What about the economic benefit to the family and community? The livestock produced, the cows milked, all providing more employment for the hired hands, the delivery people, the feed store, and the grocery store workers? A single family farm could have far-reaching influence for labor and industry. Not to mention the lessons learned in thrift, character, and the satisfaction of working with your hands and cooperating with God in the care of his creation and growing things beneficial to God’s children.

Old Barn and Silo on Mox Chehalis Rd 4-14-13And what about the family ties, stronger than the rope in the hayloft, that intertwined and made family the heart of the family farm? While not fair to compare it to contemporary living in a city apartment, the truth is, there is no comparison. Memories of farm life are all about family, love, endurance, strength, doing things, and getting things done—together. Unlike most twenty-first century families, farm families lived, worked, ate, and played—together. We knew our land like the back of our hands, every fence, valley, creek, tree, and blade of grass. And we knew each other’s strengths and weaknesses. Despite the latter, we worked together to make each other successful. Every meal lovingly prepared was the tasty culmination of a team effort.

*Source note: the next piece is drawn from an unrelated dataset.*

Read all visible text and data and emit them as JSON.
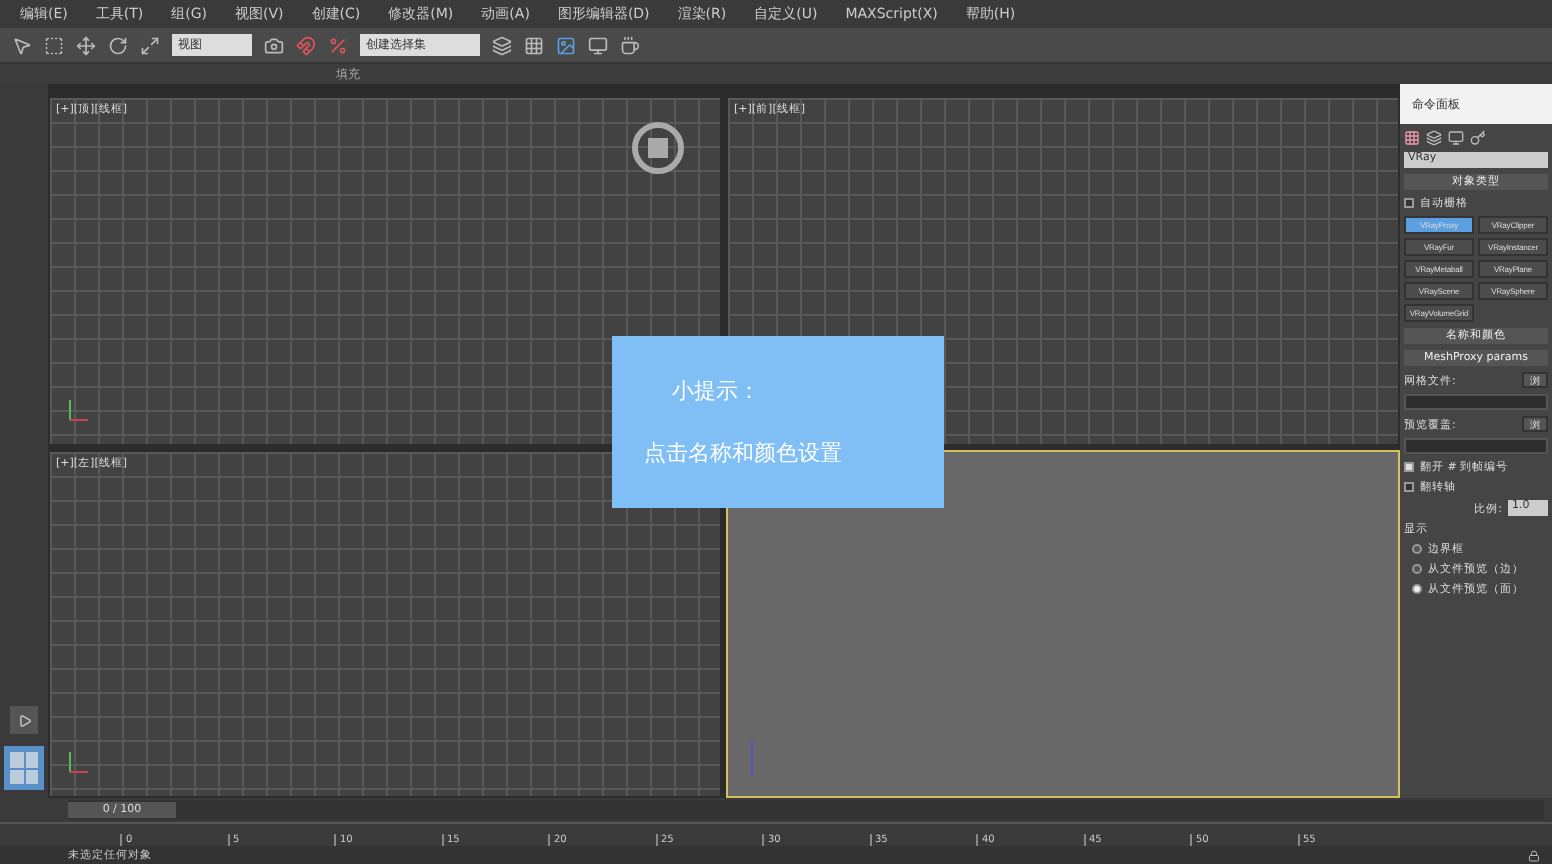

So, that’s why I take photographs of old barns. I see a different picture, an image carefully concealed and hiding beyond the pile of junk you might glimpse driving past at sixty miles per hour. I see the intersection of time, space, weather, God’s creativity and faithfulness combined with human existence to produce a work of art. Capturing it in a snapshot of time seems the least I can do.